One lovely September day toward the end of #ReVISIONweek 2019, Heather Brockman Lee and I were chatting at Lily William’s book launch party for IF ELEPHANTS DISAPPEARED. As an aside, if you haven’t read Lily Williams’ unbelievable books, stop what you’re doing and order them from the library or purchase them right now! Anyway, one thing led to another and Heather and I were excited about the prospect of a #ReVISIONweek Tune-Up post focused on revising with the illustrator in mind.
So… here we go! The below tips are from a few of the members of the incredibly talented, Colorado-based group, The Cuddlefish Gang. I hope you find their thoughts as helpful as I did!
Follow on Twitter- @KWindness
- Don’t edit out flowery visual language in your first drafts, but in editing, leave room for the illustrations to do their job. There may be reasons to use descriptions and adjectives, but those are typically easy word count cuts, given that the illustrator is going to describe the characters and environments visually. A picture book is ideally around 500 words, but no more than 1000.
- Split up the text into approximately 28 pages. (Picture books are typically 32 pages, but you’ll need room for front matter.) Is there a page that has way more or way less text than the others? Unless you’re using this difference in text weight as a gag or for emphasis, even out your text.

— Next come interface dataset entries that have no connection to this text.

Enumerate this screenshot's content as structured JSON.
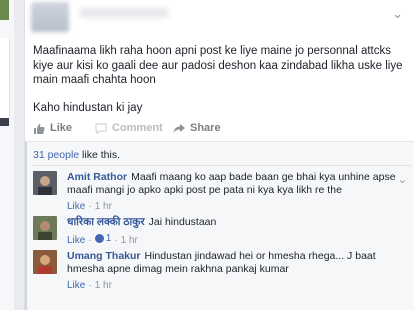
{
  "post": {
    "text_line1": "Maafinaama likh raha hoon apni post ke liye maine jo personnal attcks kiye aur kisi ko gaali dee aur padosi deshon kaa zindabad likha uske liye main maafi chahta hoon",
    "text_line2": "Kaho hindustan ki jay"
  },
  "actions": {
    "like": "Like",
    "comment": "Comment",
    "share": "Share"
  },
  "likes": {
    "count_link": "31 people",
    "suffix": " like this."
  },
  "comments": [
    {
      "author": "Amit Rathor",
      "text": "Maafi maang ko aap bade baan ge bhai kya unhine apse maafi mangi jo apko apki post pe pata ni kya kya likh re the",
      "like_label": "Like",
      "time": "1 hr",
      "like_count": ""
    },
    {
      "author": "धारिका लक्की ठाकुर",
      "text": "Jai hindustaan",
      "like_label": "Like",
      "time": "1 hr",
      "like_count": "1"
    },
    {
      "author": "Umang Thakur",
      "text": "Hindustan jindawad hei or hmesha rhega... J baat hmesha apne dimag mein rakhna pankaj kumar",
      "like_label": "Like",
      "time": "1 hr",
      "like_count": ""
    }
  ],
  "colors": {
    "link": "#4267b2",
    "author": "#365899",
    "meta": "#90949c"
  },
  "icons": {
    "chevron": "chevron-down-icon",
    "like": "thumbs-up-icon",
    "comment": "comment-bubble-icon",
    "share": "share-arrow-icon"
  }
}
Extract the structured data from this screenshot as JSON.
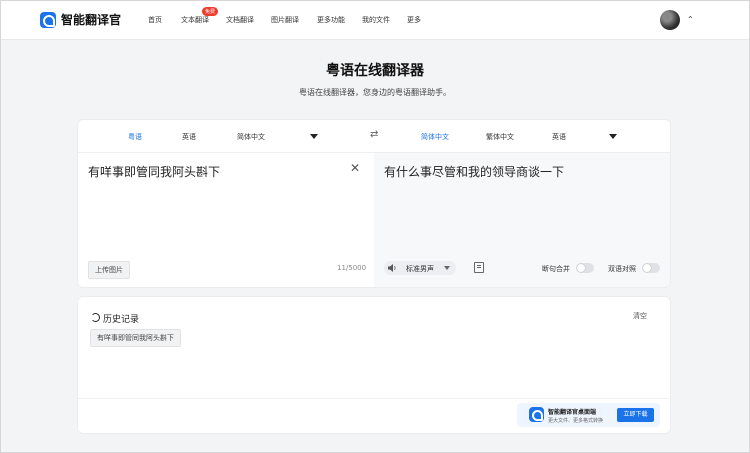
{
  "brand": {
    "name": "智能翻译官"
  },
  "nav": {
    "items": [
      "首页",
      "文本翻译",
      "文档翻译",
      "图片翻译",
      "更多功能",
      "我的文件",
      "更多"
    ],
    "badge": "免费"
  },
  "page": {
    "title": "粤语在线翻译器",
    "subtitle": "粤语在线翻译器，您身边的粤语翻译助手。"
  },
  "translator": {
    "source_langs": [
      "粤语",
      "英语",
      "简体中文"
    ],
    "source_active": "粤语",
    "target_langs": [
      "简体中文",
      "繁体中文",
      "英语"
    ],
    "target_active": "简体中文",
    "source_text": "有咩事即管同我阿头斟下",
    "target_text": "有什么事尽管和我的领导商谈一下",
    "upload_label": "上传图片",
    "char_count": "11/5000",
    "voice_label": "标准男声",
    "toggle_sentence": "断句合并",
    "toggle_bilingual": "双语对照",
    "toggle_sentence_on": false,
    "toggle_bilingual_on": false
  },
  "history": {
    "title": "历史记录",
    "clear_label": "清空",
    "items": [
      "有咩事即管同我阿头斟下"
    ]
  },
  "promo": {
    "title": "智能翻译官桌面端",
    "subtitle": "更大文件、更多格式转换",
    "button": "立即下载"
  },
  "colors": {
    "accent": "#1a73e8",
    "badge": "#ef3b2d"
  }
}
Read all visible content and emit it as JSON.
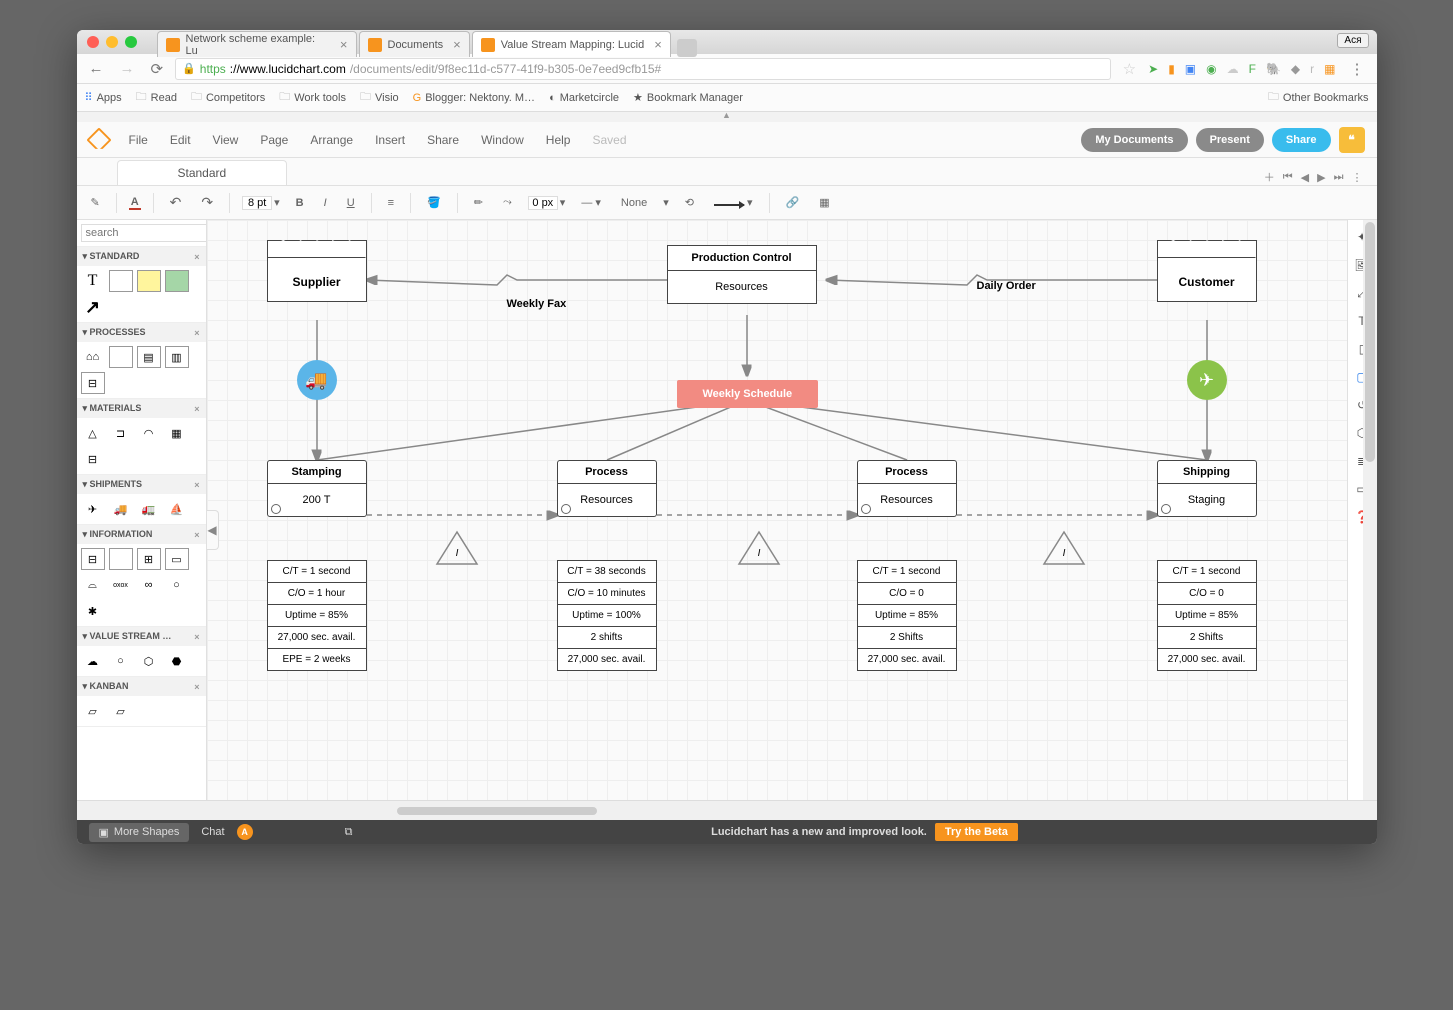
{
  "titlebar": {
    "user": "Ася"
  },
  "browser": {
    "tabs": [
      {
        "favicon": true,
        "title": "Network scheme example: Lu",
        "active": false
      },
      {
        "favicon": true,
        "title": "Documents",
        "active": false
      },
      {
        "favicon": true,
        "title": "Value Stream Mapping: Lucid",
        "active": true
      }
    ],
    "url_protocol": "https",
    "url_host": "://www.lucidchart.com",
    "url_path": "/documents/edit/9f8ec11d-c577-41f9-b305-0e7eed9cfb15#",
    "bookmarks": [
      "Apps",
      "Read",
      "Competitors",
      "Work tools",
      "Visio",
      "Blogger: Nektony. M…",
      "Marketcircle",
      "Bookmark Manager"
    ],
    "other_bookmarks": "Other Bookmarks"
  },
  "app": {
    "menus": [
      "File",
      "Edit",
      "View",
      "Page",
      "Arrange",
      "Insert",
      "Share",
      "Window",
      "Help"
    ],
    "saved": "Saved",
    "buttons": {
      "docs": "My Documents",
      "present": "Present",
      "share": "Share"
    },
    "doc_tab": "Standard",
    "toolbar": {
      "fontsize": "8 pt",
      "linewidth": "0 px",
      "linestyle": "None"
    }
  },
  "shapes_panel": {
    "search_placeholder": "search",
    "sections": [
      "STANDARD",
      "PROCESSES",
      "MATERIALS",
      "SHIPMENTS",
      "INFORMATION",
      "VALUE STREAM …",
      "KANBAN"
    ]
  },
  "canvas": {
    "supplier": {
      "label": "Supplier"
    },
    "customer": {
      "label": "Customer"
    },
    "control": {
      "title": "Production Control",
      "body": "Resources"
    },
    "schedule": "Weekly Schedule",
    "arrow_labels": {
      "weekly_fax": "Weekly Fax",
      "daily_order": "Daily Order"
    },
    "processes": [
      {
        "title": "Stamping",
        "body": "200 T"
      },
      {
        "title": "Process",
        "body": "Resources"
      },
      {
        "title": "Process",
        "body": "Resources"
      },
      {
        "title": "Shipping",
        "body": "Staging"
      }
    ],
    "databoxes": [
      [
        "C/T = 1 second",
        "C/O = 1 hour",
        "Uptime = 85%",
        "27,000 sec. avail.",
        "EPE = 2 weeks"
      ],
      [
        "C/T = 38 seconds",
        "C/O = 10 minutes",
        "Uptime = 100%",
        "2 shifts",
        "27,000 sec. avail."
      ],
      [
        "C/T = 1 second",
        "C/O = 0",
        "Uptime = 85%",
        "2 Shifts",
        "27,000 sec. avail."
      ],
      [
        "C/T = 1 second",
        "C/O = 0",
        "Uptime = 85%",
        "2 Shifts",
        "27,000 sec. avail."
      ]
    ],
    "triangle_label": "I"
  },
  "footer": {
    "more_shapes": "More Shapes",
    "chat": "Chat",
    "beta_msg": "Lucidchart has a new and improved look.",
    "beta_btn": "Try the Beta"
  }
}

- Make a dummy even if you aren’t an illustrator. Stick figures are fine. No one else needs to see this. Are the page turns compelling? Are there spots where the text is just mirroring what the illustrations would already be communicating? Edit!
- Don’t crush your illustrator with illustration notes. If your visual cannot be inferred from the text, include that note. Everything else will stifle your illustrator’s creativity (and most editors will delete those notes anyway). Trust the artist to bring something brilliant to the story that you hadn’t even considered.
Heather Brockman Lee
Follow on Twitter- @Heathertbl
When I am revising to leave more room for illustrations, I think about writing only about half of what that spread needs to communicate. I generally think about what the image could be, and what that image will communicate. Then I figure out where the text needs to compliment or fill in, and where it doesn’t. And of course, I try to remove as many unnecessary descriptive words as possible.
Even if a writer is not also an illustrator, they could still visualize what each scene or spread would be and decide only what the text needs to fill in. Even without art notes, that space would allow the illustrator to enrich the story, even if it’s different from the author’s original vision.
Follow on Twitter- @stan_yan
I actually probably write TOO loosely on purpose to a fault to allow me a bit of wiggle room for my drawings in production. This isn’t really ideal when I’m working with other illustrators, but it allows me to only include what is most pertinent for me. My graphic novel scripts are very loose, which allows me to revise as I draw and redraw.
I feel like getting too detailed with the illustration notes in the scripting process stifles me creatively. It also takes me longer in the illustration process when I try to fit my story to the strict illustration notes instead of letting it visually evolve as I draw it.
Illustration notes should be used only where necessary: the illustration needs to be something not clearly stated in the text (irony, etc), or a visual refrain of some sort that is important to the story pops up.
Follow on Twitter- @lwbean
Trust your illustrator, they have been trained to know what they are doing and they are also being art directed.
Thank you Cuddlefish Gang!
I just know these terrific tips will help everyone as they revise! Here are a few additional tips from me to ponder:
1. Since picture books are a 50/50 project (unless you are the author/illustrator on that project), think about using text that conjures clear visuals for the illustrator.
For example, in Rosie and Charlie, I wrote: “I didn’t plan to adopt a dragon, but Rosie found me irresistible. I think she liked my skunk hat. And now we’re best friends. We do everything together.”
Then, the uber-talented Nate Wragg filled in the “everything” with his own ideas. It turned out even better than I’d imagined it would!
2. Let your text breathe! Choose only the most important words to get your point across.
3. In addition to TRUSTING your illustrator, TRUST the process. If you write visually, hone in on the heart, and write the most outstanding manuscript possible, your book will be beautiful!
In the words of Charlie, “You’ve got this!”
Feel. Write. Risk.
– Lauren, Joana, Katie, Lynne, Michal, and Shannon
PS: Let’s thank The Cuddlefish Gang for their fabulous tips, by following them on social media, checking out their books (upcoming and already released) and visiting them on their individual websites or at https://www.cuddlefishgang.com/!